“Enix has always been known for bringing us the goods from Japan and they’ve done it again.”
When I was first looking around for an RPG to buy a few months back, I wasn’t sure what to burn my money on. In my mind then, Valkyrie Profile was just another game sitting on the shelf with the fancy cover art. The third time I saw it for rental I thought, “That’s it. I’m gonna buy it.”
Let me tell you, if I had a choice to buy either Valkyrie Profile or something such as Star Ocean, I’d go with Valkyrie Profile. The graphics themselves, while 2D, are very sleek and attractive. Castles and buildings have a nice sense of realism to them, which adds a lot of depth to a game. The character sprites are all nice looking, with the standard ho-hum attack animations, but there is an exception here… Often you’ll get the opportunity to “purify weird soul.” When you do this, a character will often fly into an attacking frenzy that makes Omni Slash and Lionheart look like child’s play! Arngrim, who wields a large (and I mean large!) is able to final blast, which does mega damage when he has awesome weapons (we’re talking upwards of 50’000 damage). The monster sprites look very impressive as well, but some look a little… Strange… I was impressed greatly by the sprites of such monsters like the zombie dragon or the necrophiliac. Environments you run through are very detailed, every little piece of every wall seems unique.
The music in Valkyrie Profile can be somewhat catchy, but the game has some tracks you’d like to dismantle But for the most part the music fits the scene (notice how I said most!). Now the voices are really something unique. From Suo screaming “Admirable skill, but still no match for me!” to the Valkyrie herself yelling “Nibelung Valesti” when she prepares to assault the opponents. Certain bosses have voices as well, one being the gigantic Barbarossa. The problem with his voice though is that it is all raspy and horrible during combat. When in the field (or towns/dungeons characters often speak back and forth to each other. If you were to close your eyes when they do so, it seems as if you’re near an actual conversation. Very good job here, Tri-Ace.

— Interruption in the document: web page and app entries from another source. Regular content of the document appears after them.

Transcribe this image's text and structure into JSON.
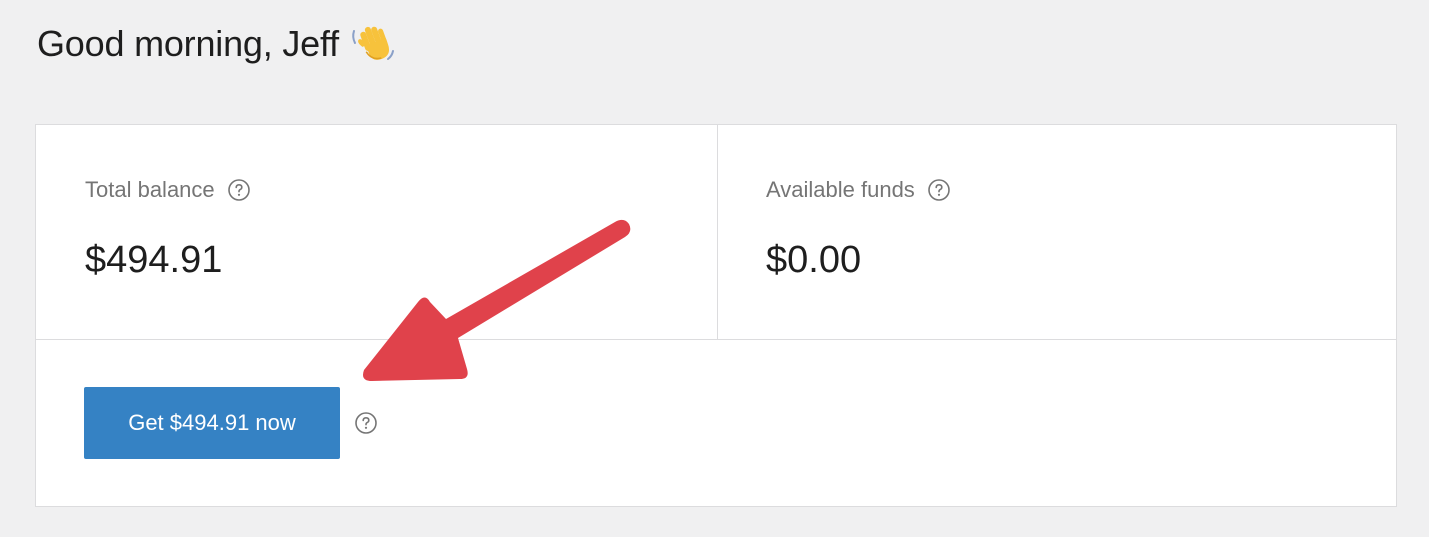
{
  "greeting": {
    "text": "Good morning, Jeff",
    "emoji_icon": "waving-hand-icon"
  },
  "stats": [
    {
      "label": "Total balance",
      "value": "$494.91",
      "help_icon": "question-circle-icon"
    },
    {
      "label": "Available funds",
      "value": "$0.00",
      "help_icon": "question-circle-icon"
    }
  ],
  "action": {
    "button_label": "Get $494.91 now",
    "help_icon": "question-circle-icon"
  },
  "annotation": {
    "arrow_color": "#e0424b",
    "icon": "red-arrow-icon"
  },
  "colors": {
    "background": "#f0f0f1",
    "card": "#ffffff",
    "border": "#dcdcde",
    "primary": "#3582c4",
    "label": "#757575",
    "text": "#1e1e1e"
  }
}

The sound generates at least 5 points on the overall Sound/Music score, music grabbing a measly 2.5 points for the certain tracks that don’t go with the game (some sound like metal or something…)! The storyline in Valkyrie Profile isn’t incredible, it doesn’t make my jaw drop in awe… Hell, Final Fantasy VI’s spectacular story makes Valkyrie Profile’s dull story seem like a child’s short story or something. None the less, it has it’s good points, and I’m not going to give away any spoilers… As for replayability, you will NEVER have the same game twice. Remember that. There is a lot of innovation in this game… Too bad there weren’t any mini games, or we’d be looking at a game that would be at least 10 times more addictive! In the end, I was somewhat satisfied, but I wanted more. In my eyes, Valkyrie Profile 2 is not impossible.